Then, a funny thing began to happen: As their personifications of beloved characters became more absolute, they rarely spoke out-of-character at all. Those one- or two-word action descriptors became increasingly elaborate. They described the environs, their character's entrance into the room, what they were wearing. The subtlest shift of glance and tone was laid out alongside the language. In real life, they were mostly teenagers and young adults, up all night on their PCs. But online, in a chat room called Seventh Heaven Bar, they were Tifa, Cloud and Barrett, together again.
The descriptors became so verbose they strained the limits of AOL's chat field. One line became several, and novellas became the norm. In a room of 20 users, sometimes each waited in turn for the other to finish. More often than not, though, entrances and actions overlapped. Like a guild raid in World of Warcraft, it looks chaotic to an outsider, but familiar to regulars. They became expert in keeping it in order.
Still, conflict began to bubble up as the group chafed against the bonds of canon. In a room of three Rufus ShinRas, which one do the Turks obey? Isn't Aeris supposed to die? And can we have Super Saiyans in FFVII?
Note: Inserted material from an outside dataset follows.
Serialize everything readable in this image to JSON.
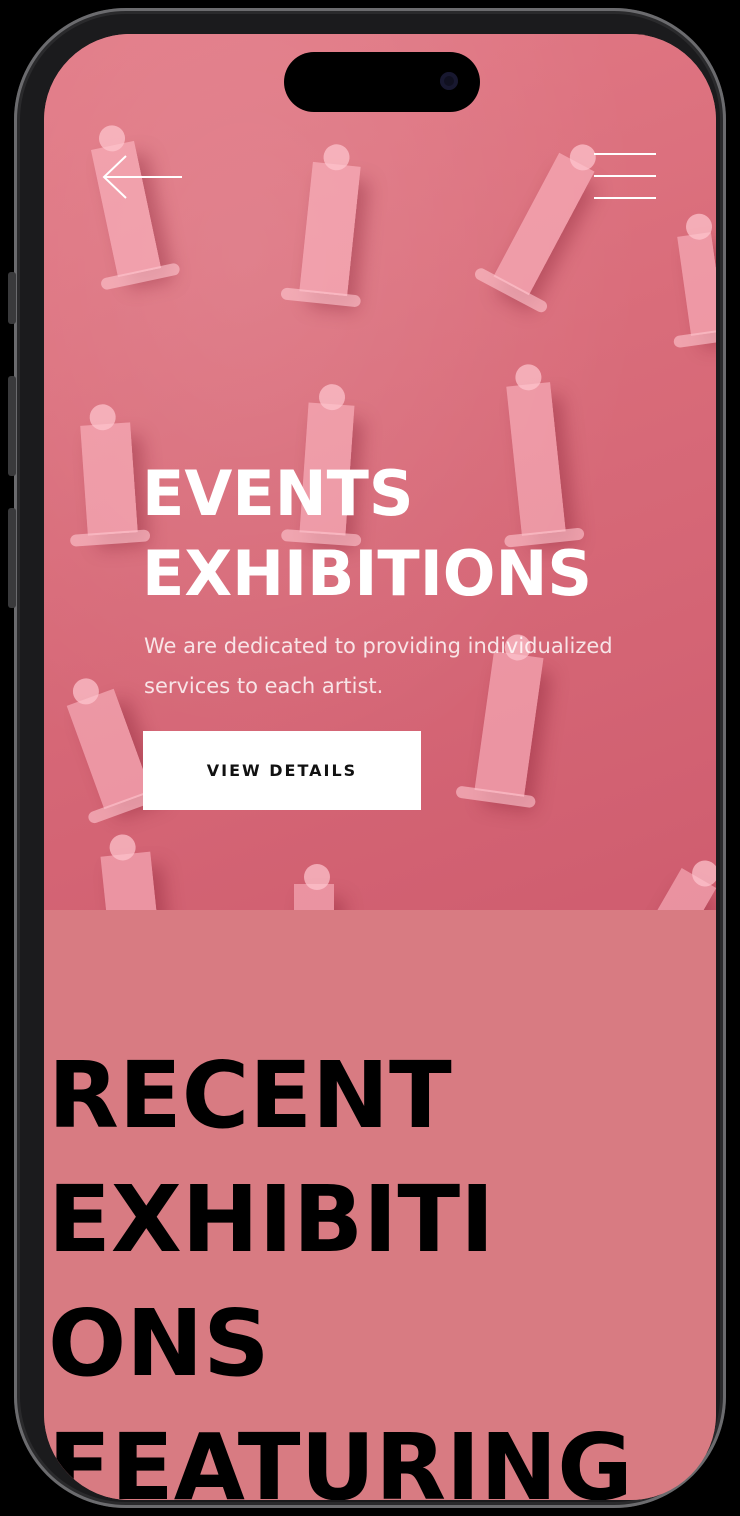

It gets a little more complicated when you add in the fact that they'd invented a battle system. Based on a simple dice-rolling macro, no one could quite agree on the rules of use. Hundred-strong guilds formed to govern such issues. At any given time, there were multiple ShinRa Electric Power Companies; one run like a Communist military stronghold, another like a frat house of rogue degenerates. In the battle for individual recognition in the noise, things got interesting.
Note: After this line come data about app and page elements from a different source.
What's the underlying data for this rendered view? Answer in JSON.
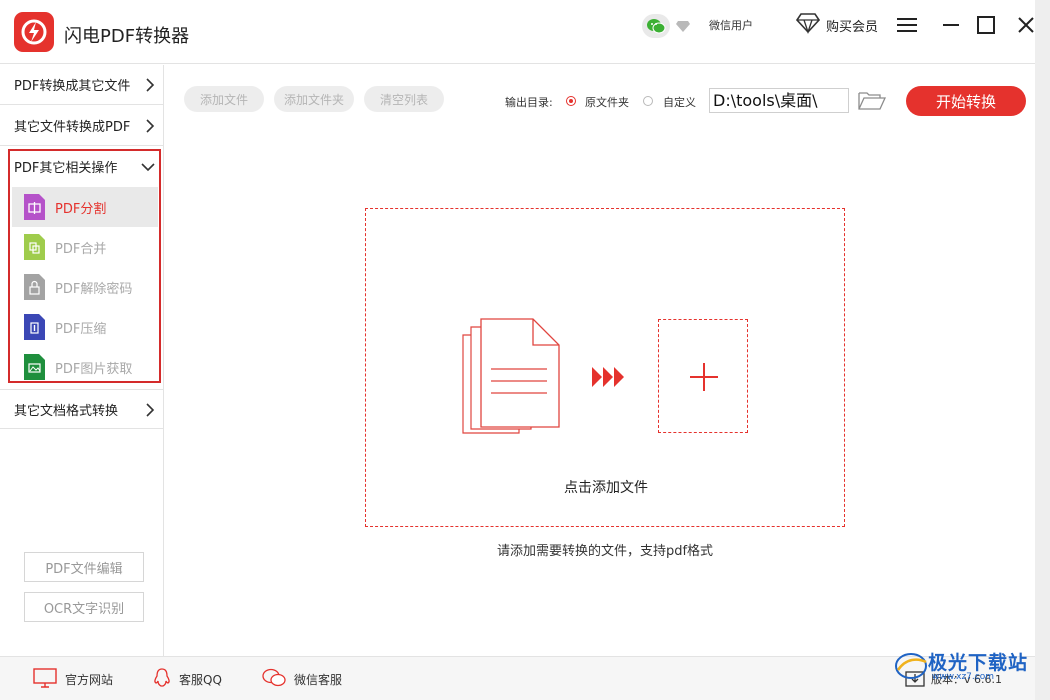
{
  "app": {
    "title": "闪电PDF转换器"
  },
  "titlebar": {
    "user_name": "微信用户",
    "buy_vip_label": "购买会员"
  },
  "sidebar": {
    "categories": [
      {
        "label": "PDF转换成其它文件"
      },
      {
        "label": "其它文件转换成PDF"
      },
      {
        "label": "PDF其它相关操作"
      },
      {
        "label": "其它文档格式转换"
      }
    ],
    "sub_items": [
      {
        "label": "PDF分割",
        "icon": "pdf-split-icon",
        "color": "#b552c9"
      },
      {
        "label": "PDF合并",
        "icon": "pdf-merge-icon",
        "color": "#9fcc4c"
      },
      {
        "label": "PDF解除密码",
        "icon": "pdf-unlock-icon",
        "color": "#a3a3a3"
      },
      {
        "label": "PDF压缩",
        "icon": "pdf-compress-icon",
        "color": "#3b47b5"
      },
      {
        "label": "PDF图片获取",
        "icon": "pdf-image-extract-icon",
        "color": "#1f8f3d"
      }
    ],
    "bottom_buttons": {
      "edit": "PDF文件编辑",
      "ocr": "OCR文字识别"
    }
  },
  "toolbar": {
    "add_file": "添加文件",
    "add_folder": "添加文件夹",
    "clear_list": "清空列表",
    "output_label": "输出目录:",
    "option_original": "原文件夹",
    "option_custom": "自定义",
    "output_path": "D:\\tools\\桌面\\",
    "start_label": "开始转换"
  },
  "dropzone": {
    "label": "点击添加文件",
    "hint": "请添加需要转换的文件，支持pdf格式"
  },
  "footer": {
    "website": "官方网站",
    "qq": "客服QQ",
    "wechat": "微信客服",
    "version": "版本：v 6.6.1"
  },
  "watermark": {
    "text": "极光下载站",
    "url": "www.xz7.com"
  },
  "colors": {
    "accent": "#e5322d",
    "highlight": "#d42b2b"
  }
}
It was a free-for-all, a constant struggle to see whose ideas were the most interesting, whose characters were the most original. The genetically-cloned son of Sephiroth and Aeris? Done. Tseng? Resurrected, five times over. It was beautiful chaos, and soon nobody cared about Meteor, Materia or the Planet. It was their world; FFVII was only living in its fringes.
There were marathons, there were all-night wars and there was lovemaking, as Zack sneaked off to a private chat room with the SOLDIER commander's Chocobo-racing daughter. The city of Midgar was destroyed, rebuilt, destroyed again. New cities flourished, each with an elaborate role in the amorphous political climate. Fan art was requisitioned, scanned, uploaded and catalogued on guild sites. During those times, users often spent anywhere from five to 15 straight hours online.
When the son of Sephiroth broke up with his redheaded barmaid girlfriend, the real-life girl tracked down the other player's telephone number and phoned him at night, weeping. They ended up moving in together - in the real world. A young man who played the indisputable leader of a prominent ShinRa faction was arrested for some disciplinary trouble in school, and in his one quintessential jailhouse phone call, he telephoned not his parents, but his roleplaying lieutenant. "What will happen to the ShinRa?" he cried in a panic. FFRPers loved their own characters even more than the canonical creations that beckoned them to this world.